• **WORK TASK**: Produce an exact copy of all the data below, dropping every image.

• **DATA SHOWN**:
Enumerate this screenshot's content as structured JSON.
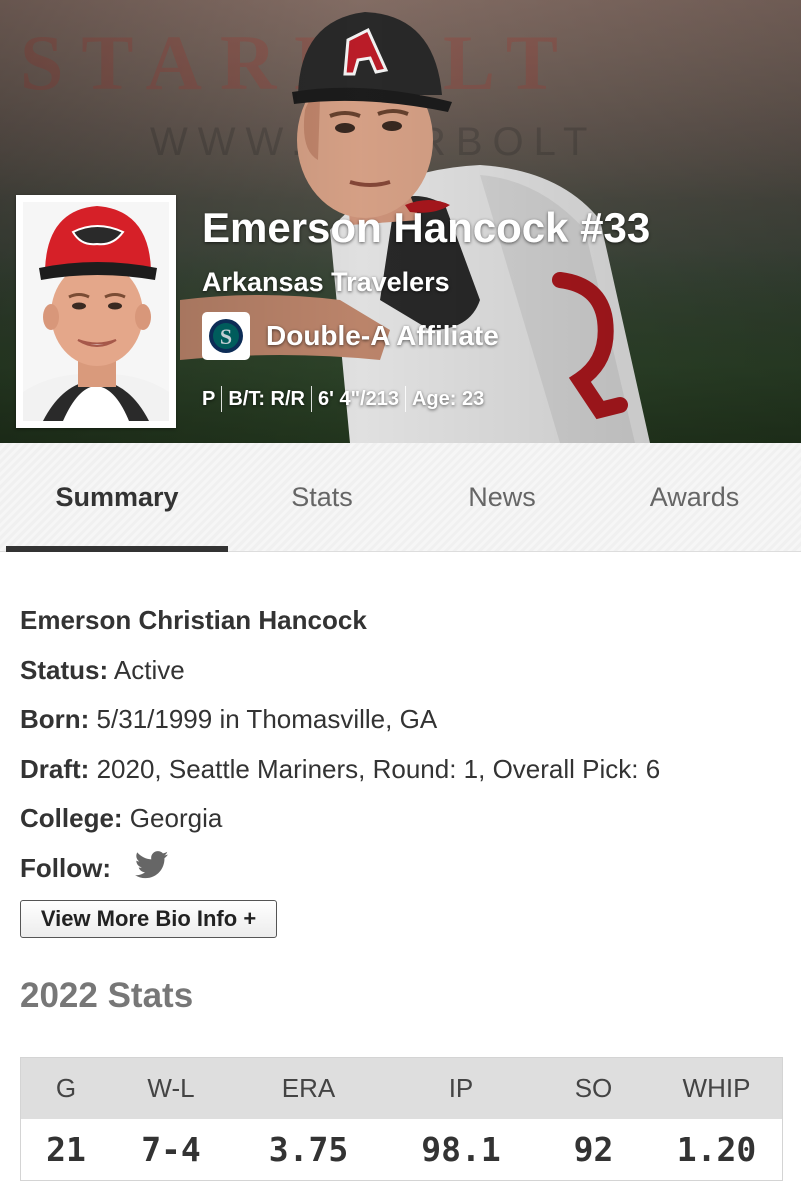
{
  "player": {
    "name_number": "Emerson Hancock #33",
    "team": "Arkansas Travelers",
    "affiliate": "Double-A Affiliate",
    "affiliate_logo": "seattle-mariners-logo",
    "position": "P",
    "bats_throws": "B/T: R/R",
    "height_weight": "6' 4\"/213",
    "age": "Age: 23"
  },
  "tabs": [
    {
      "label": "Summary",
      "active": true
    },
    {
      "label": "Stats",
      "active": false
    },
    {
      "label": "News",
      "active": false
    },
    {
      "label": "Awards",
      "active": false
    }
  ],
  "bio": {
    "full_name": "Emerson Christian Hancock",
    "status_label": "Status:",
    "status_value": " Active",
    "born_label": "Born:",
    "born_value": " 5/31/1999 in Thomasville, GA",
    "draft_label": "Draft:",
    "draft_value": " 2020, Seattle Mariners, Round: 1, Overall Pick: 6",
    "college_label": "College:",
    "college_value": " Georgia",
    "follow_label": "Follow:",
    "follow_icon": "twitter-icon",
    "more_button": "View More Bio Info +"
  },
  "stats": {
    "title": "2022 Stats",
    "headers": [
      "G",
      "W-L",
      "ERA",
      "IP",
      "SO",
      "WHIP"
    ],
    "values": [
      "21",
      "7-4",
      "3.75",
      "98.1",
      "92",
      "1.20"
    ]
  },
  "colors": {
    "tab_active_underline": "#333333",
    "stats_header_bg": "#dedede",
    "stats_title": "#777777"
  }
}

• **RESPONSE BELOW**:
Enumerate this screenshot's content as structured JSON.
{
  "player": {
    "name_number": "Emerson Hancock #33",
    "team": "Arkansas Travelers",
    "affiliate": "Double-A Affiliate",
    "affiliate_logo": "seattle-mariners-logo",
    "position": "P",
    "bats_throws": "B/T: R/R",
    "height_weight": "6' 4\"/213",
    "age": "Age: 23"
  },
  "tabs": [
    {
      "label": "Summary",
      "active": true
    },
    {
      "label": "Stats",
      "active": false
    },
    {
      "label": "News",
      "active": false
    },
    {
      "label": "Awards",
      "active": false
    }
  ],
  "bio": {
    "full_name": "Emerson Christian Hancock",
    "status_label": "Status:",
    "status_value": " Active",
    "born_label": "Born:",
    "born_value": " 5/31/1999 in Thomasville, GA",
    "draft_label": "Draft:",
    "draft_value": " 2020, Seattle Mariners, Round: 1, Overall Pick: 6",
    "college_label": "College:",
    "college_value": " Georgia",
    "follow_label": "Follow:",
    "follow_icon": "twitter-icon",
    "more_button": "View More Bio Info +"
  },
  "stats": {
    "title": "2022 Stats",
    "headers": [
      "G",
      "W-L",
      "ERA",
      "IP",
      "SO",
      "WHIP"
    ],
    "values": [
      "21",
      "7-4",
      "3.75",
      "98.1",
      "92",
      "1.20"
    ]
  },
  "colors": {
    "tab_active_underline": "#333333",
    "stats_header_bg": "#dedede",
    "stats_title": "#777777"
  }
}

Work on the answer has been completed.